Top of Record excerpts
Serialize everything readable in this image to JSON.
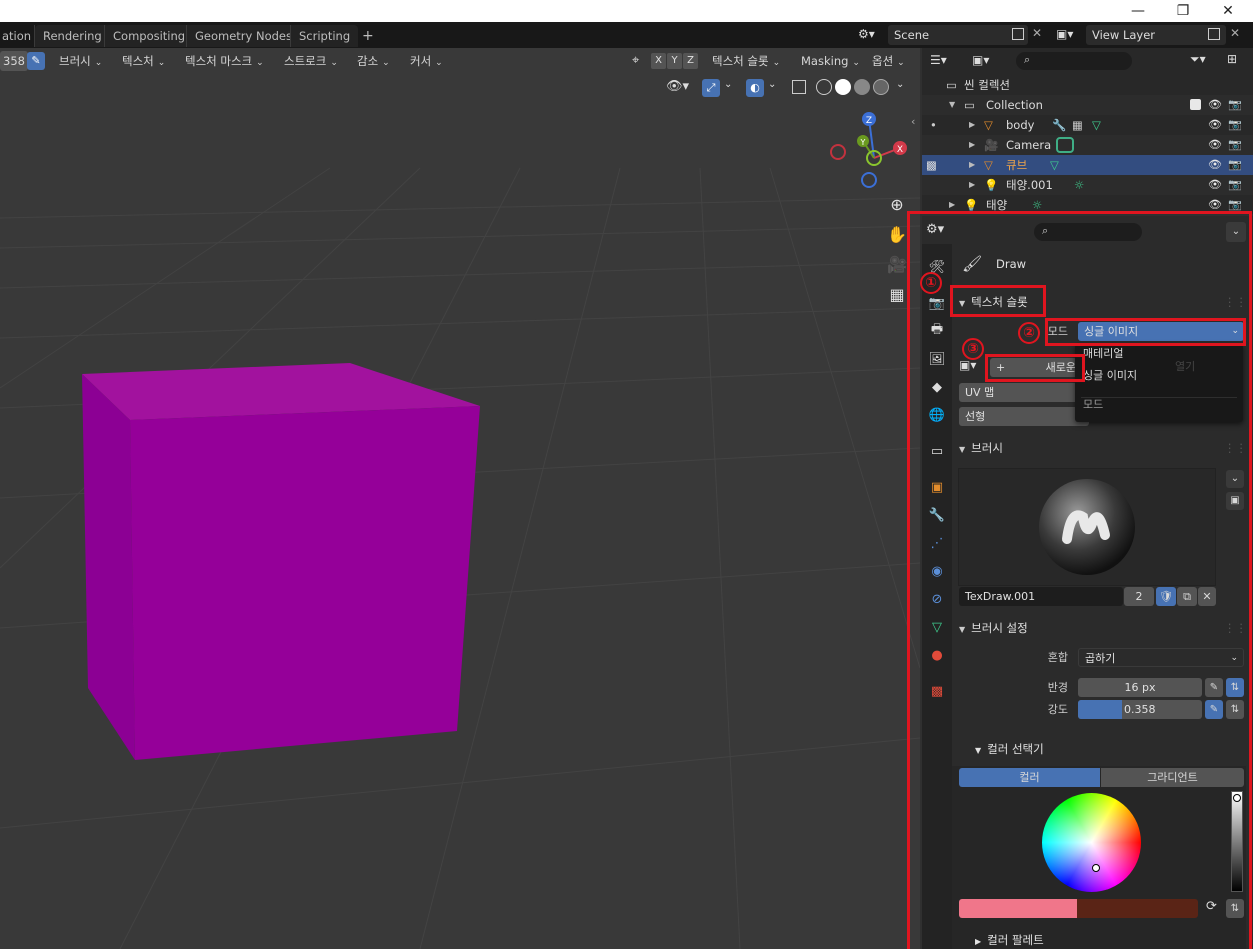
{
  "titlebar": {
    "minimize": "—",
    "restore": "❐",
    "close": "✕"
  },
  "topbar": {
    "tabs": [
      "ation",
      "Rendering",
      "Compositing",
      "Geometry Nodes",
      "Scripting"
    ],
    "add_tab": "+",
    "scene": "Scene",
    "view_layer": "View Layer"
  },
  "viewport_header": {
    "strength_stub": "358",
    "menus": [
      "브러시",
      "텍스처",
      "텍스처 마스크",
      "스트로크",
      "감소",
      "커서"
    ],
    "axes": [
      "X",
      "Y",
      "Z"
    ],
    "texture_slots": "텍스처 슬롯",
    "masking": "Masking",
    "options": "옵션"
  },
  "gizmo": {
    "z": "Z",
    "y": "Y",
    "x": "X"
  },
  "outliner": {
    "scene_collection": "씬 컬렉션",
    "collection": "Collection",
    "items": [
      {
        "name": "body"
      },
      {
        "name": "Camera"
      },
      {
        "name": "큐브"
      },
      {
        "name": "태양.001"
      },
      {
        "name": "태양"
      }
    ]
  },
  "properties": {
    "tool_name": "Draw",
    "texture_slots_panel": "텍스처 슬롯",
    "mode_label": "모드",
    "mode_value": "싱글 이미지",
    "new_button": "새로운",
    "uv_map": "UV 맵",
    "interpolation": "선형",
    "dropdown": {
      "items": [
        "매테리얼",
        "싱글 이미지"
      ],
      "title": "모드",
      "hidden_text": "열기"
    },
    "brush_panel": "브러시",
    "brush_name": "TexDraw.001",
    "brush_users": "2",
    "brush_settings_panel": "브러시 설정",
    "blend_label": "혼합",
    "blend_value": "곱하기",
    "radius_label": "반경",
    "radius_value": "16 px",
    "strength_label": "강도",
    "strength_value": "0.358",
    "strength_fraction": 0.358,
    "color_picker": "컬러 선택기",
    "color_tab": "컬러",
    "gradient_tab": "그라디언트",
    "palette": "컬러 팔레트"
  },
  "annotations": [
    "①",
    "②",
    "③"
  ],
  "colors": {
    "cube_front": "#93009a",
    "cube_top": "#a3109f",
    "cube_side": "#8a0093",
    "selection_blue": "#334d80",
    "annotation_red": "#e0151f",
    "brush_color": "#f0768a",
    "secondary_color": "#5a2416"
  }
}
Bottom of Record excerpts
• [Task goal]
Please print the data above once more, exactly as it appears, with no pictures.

• [Problem solution]
Serialize everything readable in this image to JSON.
{
  "titlebar": {
    "minimize": "—",
    "restore": "❐",
    "close": "✕"
  },
  "topbar": {
    "tabs": [
      "ation",
      "Rendering",
      "Compositing",
      "Geometry Nodes",
      "Scripting"
    ],
    "add_tab": "+",
    "scene": "Scene",
    "view_layer": "View Layer"
  },
  "viewport_header": {
    "strength_stub": "358",
    "menus": [
      "브러시",
      "텍스처",
      "텍스처 마스크",
      "스트로크",
      "감소",
      "커서"
    ],
    "axes": [
      "X",
      "Y",
      "Z"
    ],
    "texture_slots": "텍스처 슬롯",
    "masking": "Masking",
    "options": "옵션"
  },
  "gizmo": {
    "z": "Z",
    "y": "Y",
    "x": "X"
  },
  "outliner": {
    "scene_collection": "씬 컬렉션",
    "collection": "Collection",
    "items": [
      {
        "name": "body"
      },
      {
        "name": "Camera"
      },
      {
        "name": "큐브"
      },
      {
        "name": "태양.001"
      },
      {
        "name": "태양"
      }
    ]
  },
  "properties": {
    "tool_name": "Draw",
    "texture_slots_panel": "텍스처 슬롯",
    "mode_label": "모드",
    "mode_value": "싱글 이미지",
    "new_button": "새로운",
    "uv_map": "UV 맵",
    "interpolation": "선형",
    "dropdown": {
      "items": [
        "매테리얼",
        "싱글 이미지"
      ],
      "title": "모드",
      "hidden_text": "열기"
    },
    "brush_panel": "브러시",
    "brush_name": "TexDraw.001",
    "brush_users": "2",
    "brush_settings_panel": "브러시 설정",
    "blend_label": "혼합",
    "blend_value": "곱하기",
    "radius_label": "반경",
    "radius_value": "16 px",
    "strength_label": "강도",
    "strength_value": "0.358",
    "strength_fraction": 0.358,
    "color_picker": "컬러 선택기",
    "color_tab": "컬러",
    "gradient_tab": "그라디언트",
    "palette": "컬러 팔레트"
  },
  "annotations": [
    "①",
    "②",
    "③"
  ],
  "colors": {
    "cube_front": "#93009a",
    "cube_top": "#a3109f",
    "cube_side": "#8a0093",
    "selection_blue": "#334d80",
    "annotation_red": "#e0151f",
    "brush_color": "#f0768a",
    "secondary_color": "#5a2416"
  }
}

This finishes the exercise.